● **WHAT YOU WILL DO**
Reproduce the whole of the data exactly.

:: EXERCISE DATA ::

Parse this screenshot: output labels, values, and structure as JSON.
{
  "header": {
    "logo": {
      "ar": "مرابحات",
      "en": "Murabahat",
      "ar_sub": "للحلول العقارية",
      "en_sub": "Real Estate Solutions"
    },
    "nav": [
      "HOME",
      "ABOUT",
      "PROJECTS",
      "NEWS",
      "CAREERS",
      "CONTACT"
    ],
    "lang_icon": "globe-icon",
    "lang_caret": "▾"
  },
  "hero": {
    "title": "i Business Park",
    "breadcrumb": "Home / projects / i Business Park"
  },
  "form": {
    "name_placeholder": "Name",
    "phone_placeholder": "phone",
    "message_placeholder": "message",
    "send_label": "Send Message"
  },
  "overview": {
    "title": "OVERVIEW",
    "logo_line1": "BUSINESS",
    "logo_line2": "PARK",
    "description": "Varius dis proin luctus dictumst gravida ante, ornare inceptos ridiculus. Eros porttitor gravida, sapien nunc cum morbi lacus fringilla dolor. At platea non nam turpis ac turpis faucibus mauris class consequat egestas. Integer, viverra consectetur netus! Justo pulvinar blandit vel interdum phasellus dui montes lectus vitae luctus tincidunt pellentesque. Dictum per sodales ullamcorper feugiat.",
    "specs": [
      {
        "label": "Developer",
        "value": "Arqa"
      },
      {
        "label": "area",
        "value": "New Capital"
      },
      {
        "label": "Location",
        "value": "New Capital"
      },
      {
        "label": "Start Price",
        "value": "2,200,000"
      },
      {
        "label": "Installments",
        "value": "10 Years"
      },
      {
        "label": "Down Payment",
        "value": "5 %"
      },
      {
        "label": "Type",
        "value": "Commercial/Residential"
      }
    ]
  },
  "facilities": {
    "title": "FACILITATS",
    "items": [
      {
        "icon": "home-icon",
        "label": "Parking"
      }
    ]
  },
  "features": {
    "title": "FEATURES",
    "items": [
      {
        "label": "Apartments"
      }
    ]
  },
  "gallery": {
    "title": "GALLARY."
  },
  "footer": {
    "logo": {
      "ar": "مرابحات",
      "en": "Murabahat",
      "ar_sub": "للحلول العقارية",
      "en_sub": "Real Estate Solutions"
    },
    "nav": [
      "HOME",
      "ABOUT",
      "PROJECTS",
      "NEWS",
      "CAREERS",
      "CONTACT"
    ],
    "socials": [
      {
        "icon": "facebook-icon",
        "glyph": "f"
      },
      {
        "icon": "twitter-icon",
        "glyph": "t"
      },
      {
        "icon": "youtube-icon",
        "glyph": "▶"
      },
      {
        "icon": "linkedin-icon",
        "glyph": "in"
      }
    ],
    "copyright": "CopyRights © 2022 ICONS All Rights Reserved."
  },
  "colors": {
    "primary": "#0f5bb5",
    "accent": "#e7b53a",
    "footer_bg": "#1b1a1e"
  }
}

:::

● **FINISHED EXERCISE**
Parse this screenshot: output labels, values, and structure as JSON.
{
  "header": {
    "logo": {
      "ar": "مرابحات",
      "en": "Murabahat",
      "ar_sub": "للحلول العقارية",
      "en_sub": "Real Estate Solutions"
    },
    "nav": [
      "HOME",
      "ABOUT",
      "PROJECTS",
      "NEWS",
      "CAREERS",
      "CONTACT"
    ],
    "lang_icon": "globe-icon",
    "lang_caret": "▾"
  },
  "hero": {
    "title": "i Business Park",
    "breadcrumb": "Home / projects / i Business Park"
  },
  "form": {
    "name_placeholder": "Name",
    "phone_placeholder": "phone",
    "message_placeholder": "message",
    "send_label": "Send Message"
  },
  "overview": {
    "title": "OVERVIEW",
    "logo_line1": "BUSINESS",
    "logo_line2": "PARK",
    "description": "Varius dis proin luctus dictumst gravida ante, ornare inceptos ridiculus. Eros porttitor gravida, sapien nunc cum morbi lacus fringilla dolor. At platea non nam turpis ac turpis faucibus mauris class consequat egestas. Integer, viverra consectetur netus! Justo pulvinar blandit vel interdum phasellus dui montes lectus vitae luctus tincidunt pellentesque. Dictum per sodales ullamcorper feugiat.",
    "specs": [
      {
        "label": "Developer",
        "value": "Arqa"
      },
      {
        "label": "area",
        "value": "New Capital"
      },
      {
        "label": "Location",
        "value": "New Capital"
      },
      {
        "label": "Start Price",
        "value": "2,200,000"
      },
      {
        "label": "Installments",
        "value": "10 Years"
      },
      {
        "label": "Down Payment",
        "value": "5 %"
      },
      {
        "label": "Type",
        "value": "Commercial/Residential"
      }
    ]
  },
  "facilities": {
    "title": "FACILITATS",
    "items": [
      {
        "icon": "home-icon",
        "label": "Parking"
      }
    ]
  },
  "features": {
    "title": "FEATURES",
    "items": [
      {
        "label": "Apartments"
      }
    ]
  },
  "gallery": {
    "title": "GALLARY."
  },
  "footer": {
    "logo": {
      "ar": "مرابحات",
      "en": "Murabahat",
      "ar_sub": "للحلول العقارية",
      "en_sub": "Real Estate Solutions"
    },
    "nav": [
      "HOME",
      "ABOUT",
      "PROJECTS",
      "NEWS",
      "CAREERS",
      "CONTACT"
    ],
    "socials": [
      {
        "icon": "facebook-icon",
        "glyph": "f"
      },
      {
        "icon": "twitter-icon",
        "glyph": "t"
      },
      {
        "icon": "youtube-icon",
        "glyph": "▶"
      },
      {
        "icon": "linkedin-icon",
        "glyph": "in"
      }
    ],
    "copyright": "CopyRights © 2022 ICONS All Rights Reserved."
  },
  "colors": {
    "primary": "#0f5bb5",
    "accent": "#e7b53a",
    "footer_bg": "#1b1a1e"
  }
}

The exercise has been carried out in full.